Your child will now be due their pre-school booster immunisations. They may also have their height and weight recorded. If you want to discuss any concerns about your child's health before they start school, you should contact your health visitor initially.
Generally, at this stage your child may now be able to build a tower with 10 bricks, recognise four colours, be able to play with other children in a group, yet also have the ability to concentrate when playing by themselves. They may now also have the ability to get dressed/undressed by themselves.
Any vaccinations your child has received should be entered into your child’s vaccines record book (Red book).
If you think your child may have missed any vaccinations you can check with the surgery or ring the Child Health Department for your area:
- St Helens Child Health Tel: 0151 676 5652
- Wigan Child Health Dept Tel: 01942 822628
NHS vaccinations schedule for childhood immunisation
Childhood Immunisations are carried out by the Practice Nurse. She has 2 child immunisation clinics per week: Mondays 12pm-1pm and Thursdays 5pm-6pm.
At 8 weeks, your baby will be given vaccines against:
- Hib (Heamophilius Influenza B), Pertussis (Whooping Cough), Diptheria, Tetanus & Polio (5in1)
- Pneumococcal (pneumonia)
- Meningococcal group B (MenB)2
At 12 weeks, your baby will be given vaccines against:
- Hib, Pertussis, Diptheria, Tetanus & Polio (5in1)
At 16 weeks, your baby will be given vaccines against:
- Hib, Pertussis, Diptheria, Tetanus & Polio (5in1)
At around 12/13 months your baby will be given vaccines against:
- MMR Vaccine (Measles, Mumps & Rubella)
- Hib/ Meningitis C
At 3 years 4 months of age (or soon after) your child will receive the pre-school boosters which are:
- Pertussis, Diptheria, Polio &Tetanus (4in1)
- MMR booster
*Rotavirus (introduced in July 2013)

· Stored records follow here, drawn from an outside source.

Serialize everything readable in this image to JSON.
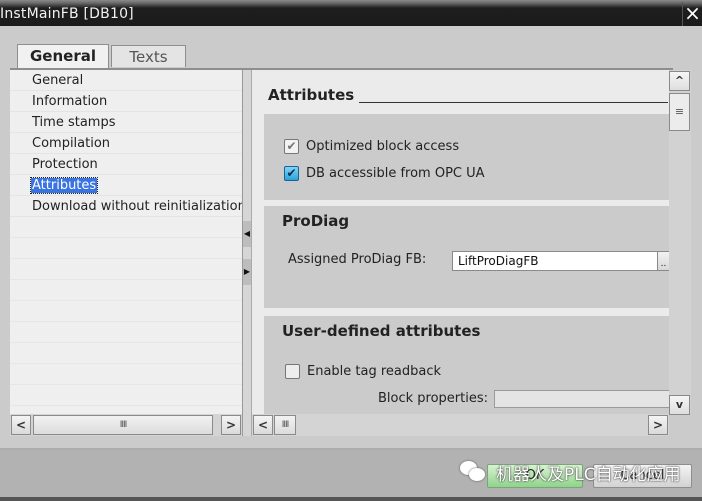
{
  "window": {
    "title": "InstMainFB [DB10]",
    "close_icon": "×"
  },
  "tabs": [
    {
      "label": "General",
      "active": true
    },
    {
      "label": "Texts",
      "active": false
    }
  ],
  "nav": {
    "items": [
      {
        "label": "General",
        "selected": false
      },
      {
        "label": "Information",
        "selected": false
      },
      {
        "label": "Time stamps",
        "selected": false
      },
      {
        "label": "Compilation",
        "selected": false
      },
      {
        "label": "Protection",
        "selected": false
      },
      {
        "label": "Attributes",
        "selected": true
      },
      {
        "label": "Download without reinitialization",
        "selected": false
      }
    ]
  },
  "scrollbars": {
    "left_arrow": "<",
    "right_arrow": ">",
    "up_arrow": "^",
    "down_arrow": "v",
    "thumb_grip": "IIII",
    "vthumb_grip": "≡",
    "splitter_left": "◀",
    "splitter_right": "▶"
  },
  "content": {
    "section_title": "Attributes",
    "attributes": {
      "optimized_block_access": {
        "label": "Optimized block access",
        "checked": true,
        "enabled": false
      },
      "db_accessible_opc_ua": {
        "label": "DB accessible from OPC UA",
        "checked": true,
        "enabled": true
      }
    },
    "prodiag": {
      "title": "ProDiag",
      "assigned_label": "Assigned ProDiag FB:",
      "assigned_value": "LiftProDiagFB",
      "browse_label": ".."
    },
    "user_defined": {
      "title": "User-defined attributes",
      "enable_tag_readback": {
        "label": "Enable tag readback",
        "checked": false
      },
      "block_properties_label": "Block properties:",
      "block_properties_value": ""
    }
  },
  "footer": {
    "ok_label": "OK",
    "cancel_label": "Cancel",
    "watermark": "机器人及PLC自动化应用"
  }
}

This is an oral vaccine against Rotavirus infection, a common cause of diarrhoea and sickness. It is given as two doses for babies aged 2 months and 3 months alongside their other routine childhood vaccinations. This vaccine is given as a liquid from a dropper straight into the baby’s mouth for them to swallow.